Proposal name and bill number: Choose Medicare Act (S. 2708, 115th Congress)

Proposal sponsor/author: Sen. Jeff Merkley (D-OR)

Proposal version date: 4/18/2018

Related proposals: H.R. 6117, 115th Congress, Rep. Cedric L. Richmond (D-LA)

Summary of Proposal

Creates new public health plans (known as Medicare Part E plans) that would be available as options for people buying insurance through an employer or on their own through the Affordable Care Act’s (ACA) health insurance marketplaces, with all of the ACA’s subsidies to make coverage more affordable. Does not directly alter other major aspects of the U.S. health care system.

Ensure Comprehensive Insurance Coverage for Everyone

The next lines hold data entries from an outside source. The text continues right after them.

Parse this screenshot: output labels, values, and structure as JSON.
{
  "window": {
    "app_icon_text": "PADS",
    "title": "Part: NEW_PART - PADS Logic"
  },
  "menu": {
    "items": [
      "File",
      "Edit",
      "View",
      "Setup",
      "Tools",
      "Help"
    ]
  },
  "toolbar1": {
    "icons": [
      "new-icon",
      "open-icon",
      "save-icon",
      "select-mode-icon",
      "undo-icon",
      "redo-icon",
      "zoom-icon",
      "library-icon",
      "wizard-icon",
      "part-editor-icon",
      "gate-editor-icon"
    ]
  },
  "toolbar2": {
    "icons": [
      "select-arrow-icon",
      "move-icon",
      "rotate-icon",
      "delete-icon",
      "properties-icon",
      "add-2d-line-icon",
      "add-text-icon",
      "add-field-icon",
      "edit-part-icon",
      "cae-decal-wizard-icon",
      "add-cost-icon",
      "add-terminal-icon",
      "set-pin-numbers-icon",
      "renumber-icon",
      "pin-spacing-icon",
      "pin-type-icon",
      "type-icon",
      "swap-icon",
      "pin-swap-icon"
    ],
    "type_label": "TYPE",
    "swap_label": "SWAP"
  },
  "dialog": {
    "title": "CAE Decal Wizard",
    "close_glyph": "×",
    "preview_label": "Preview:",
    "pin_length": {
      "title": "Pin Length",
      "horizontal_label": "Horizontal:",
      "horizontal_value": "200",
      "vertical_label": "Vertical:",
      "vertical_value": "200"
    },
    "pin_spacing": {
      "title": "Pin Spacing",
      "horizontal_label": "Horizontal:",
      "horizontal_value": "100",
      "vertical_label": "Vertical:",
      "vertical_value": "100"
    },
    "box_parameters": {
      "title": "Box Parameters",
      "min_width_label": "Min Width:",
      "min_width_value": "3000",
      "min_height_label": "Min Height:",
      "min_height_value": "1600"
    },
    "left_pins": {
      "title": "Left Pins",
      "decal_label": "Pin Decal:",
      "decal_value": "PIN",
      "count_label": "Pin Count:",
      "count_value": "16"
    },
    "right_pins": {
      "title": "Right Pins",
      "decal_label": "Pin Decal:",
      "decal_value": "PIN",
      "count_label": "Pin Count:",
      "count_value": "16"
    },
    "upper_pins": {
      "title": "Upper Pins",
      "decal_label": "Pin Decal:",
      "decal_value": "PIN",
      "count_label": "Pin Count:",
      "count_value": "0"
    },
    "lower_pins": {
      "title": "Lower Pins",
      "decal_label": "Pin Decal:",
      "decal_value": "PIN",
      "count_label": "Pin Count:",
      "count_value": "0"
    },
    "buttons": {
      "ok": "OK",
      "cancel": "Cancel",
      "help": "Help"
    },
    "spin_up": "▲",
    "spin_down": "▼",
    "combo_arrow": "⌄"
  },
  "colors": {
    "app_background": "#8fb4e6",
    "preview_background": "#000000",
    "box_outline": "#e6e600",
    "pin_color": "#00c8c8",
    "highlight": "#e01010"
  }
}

Provide coverage to all without cost or paperwork barriers: Provides new options for U.S. residents purchasing insurance through an employer or the individual marketplace, but does not attempt to guarantee coverage for all U.S. residents. No explicit restrictions related to immigration status; however, “residency” would be defined by the Department of Health and Human Services, providing a hostile administration an opportunity to exclude many immigrants. Requires patients to pay monthly premiums but expands on the ACA’s premium subsidies.

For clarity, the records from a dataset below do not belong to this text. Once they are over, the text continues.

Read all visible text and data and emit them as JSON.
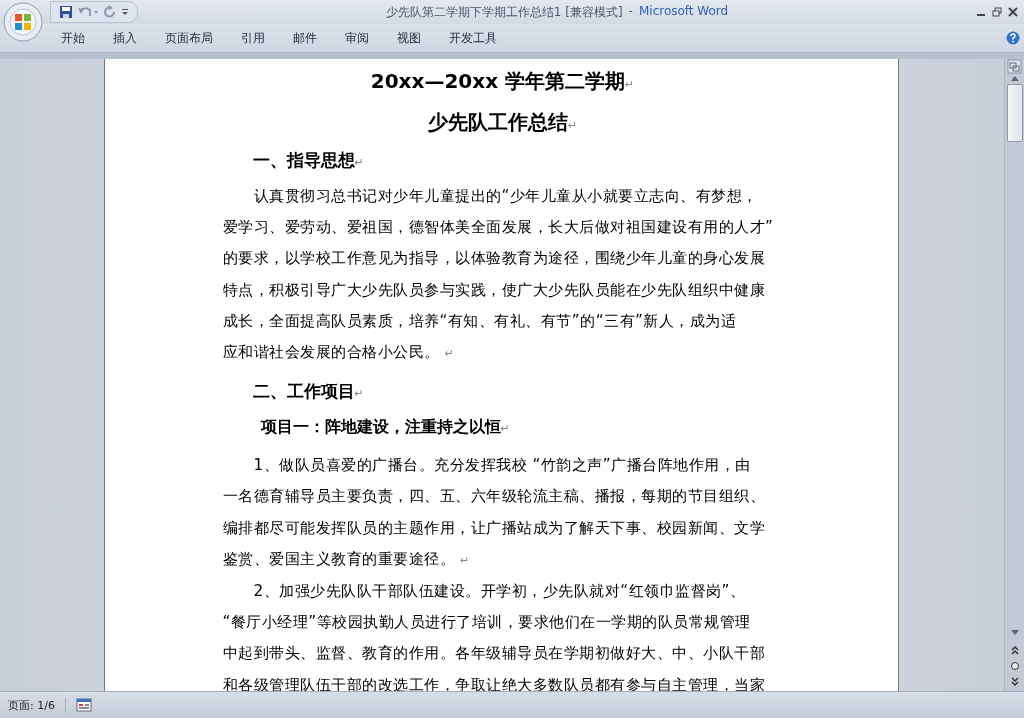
{
  "window": {
    "title": "少先队第二学期下学期工作总结1 [兼容模式]",
    "separator": "-",
    "app_name": "Microsoft Word"
  },
  "ribbon_tabs": [
    {
      "label": "开始",
      "selected": false
    },
    {
      "label": "插入",
      "selected": false
    },
    {
      "label": "页面布局",
      "selected": false
    },
    {
      "label": "引用",
      "selected": false
    },
    {
      "label": "邮件",
      "selected": false
    },
    {
      "label": "审阅",
      "selected": false
    },
    {
      "label": "视图",
      "selected": false
    },
    {
      "label": "开发工具",
      "selected": false
    }
  ],
  "document": {
    "blocks": [
      {
        "kind": "title",
        "lines": [
          "20xx—20xx 学年第二学期"
        ],
        "mark": "↵"
      },
      {
        "kind": "title",
        "lines": [
          "少先队工作总结"
        ],
        "mark": "↵"
      },
      {
        "kind": "heading",
        "lines": [
          "一、指导思想"
        ],
        "mark": "↵"
      },
      {
        "kind": "paragraph",
        "lines": [
          "认真贯彻习总书记对少年儿童提出的“少年儿童从小就要立志向、有梦想，",
          "爱学习、爱劳动、爱祖国，德智体美全面发展，长大后做对祖国建设有用的人才”",
          "的要求，以学校工作意见为指导，以体验教育为途径，围绕少年儿童的身心发展",
          "特点，积极引导广大少先队员参与实践，使广大少先队员能在少先队组织中健康",
          "成长，全面提高队员素质，培养“有知、有礼、有节”的“三有”新人，成为适",
          "应和谐社会发展的合格小公民。"
        ],
        "mark": "↵"
      },
      {
        "kind": "heading",
        "lines": [
          "二、工作项目"
        ],
        "mark": "↵"
      },
      {
        "kind": "subheading",
        "lines": [
          "项目一：阵地建设，注重持之以恒"
        ],
        "mark": "↵"
      },
      {
        "kind": "paragraph",
        "lines": [
          "1、做队员喜爱的广播台。充分发挥我校 “竹韵之声”广播台阵地作用，由",
          "一名德育辅导员主要负责，四、五、六年级轮流主稿、播报，每期的节目组织、",
          "编排都尽可能发挥队员的主题作用，让广播站成为了解天下事、校园新闻、文学",
          "鉴赏、爱国主义教育的重要途径。"
        ],
        "mark": "↵"
      },
      {
        "kind": "paragraph",
        "lines": [
          "2、加强少先队队干部队伍建设。开学初，少先队就对“红领巾监督岗”、",
          "“餐厅小经理”等校园执勤人员进行了培训，要求他们在一学期的队员常规管理",
          "中起到带头、监督、教育的作用。各年级辅导员在学期初做好大、中、小队干部",
          "和各级管理队伍干部的改选工作，争取让绝大多数队员都有参与自主管理，当家"
        ]
      }
    ]
  },
  "status_bar": {
    "page": "页面: 1/6"
  }
}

Cover the complete scope of sexual and reproductive health services without barriers: Requires coverage for all current Medicare benefits, the ACA’s 10 essential health benefits (which specifically includes maternity care), and “abortions and all other reproductive services.” Other reproductive health services are not listed. Includes language intended to override restrictions on the use of federal funds for abortion coverage and care (like the Hyde Amendment) and includes a “sense of Congress” that all restrictions on reproductive health coverage should end. Allows cost sharing (e.g., copays) for most services but expands the ACA’s subsidies to help patients afford cost sharing.

Build and Maintain a Robust Provider Network

Ensure that patients may seek care from any qualified provider: Not addressed.

Fully reimburse providers and invest in their education, facilities and technology: Not addressed.

Keep pace with emerging services and methods, such as telehealth: Not addressed.

Guarantee and Enforce Strong Patient Protections

Eliminate legal, cultural and safety-related barriers to care: Not addressed.

Respect patients’ privacy and autonomy and guard against coercion: Not addressed.

Fight discrimination and promote equitable health care access and experiences: Not addressed.

Overall Assessment

Strengths:

  • Creates new health insurance options and makes coverage more affordable for many U.S. residents.
  • Explicitly covers abortion and "all other reproductive health services" as a category and lifts federal restrictions on that coverage.
  • Under a supportive administration, would have strong potential to expand health insurance access to many immigrants and other groups whose coverage choices are currently limited.
  • Under a supportive administration, would have strong potential to expand the scope of sexual and reproductive health services available to all.

Weaknesses:

  • Under a hostile administration, many specific sexual and reproductive health services and the providers who offer them could be excluded from coverage (perhaps with the justification that those services could be covered under separate, privately purchased insurance plans).
  • Under a hostile administration, many immigrants (who could be defined as not being U.S. residents) could be excluded from coverage.
  • Has a relatively narrow scope that does not address many areas of importance, including anything around the provider network or patient protections.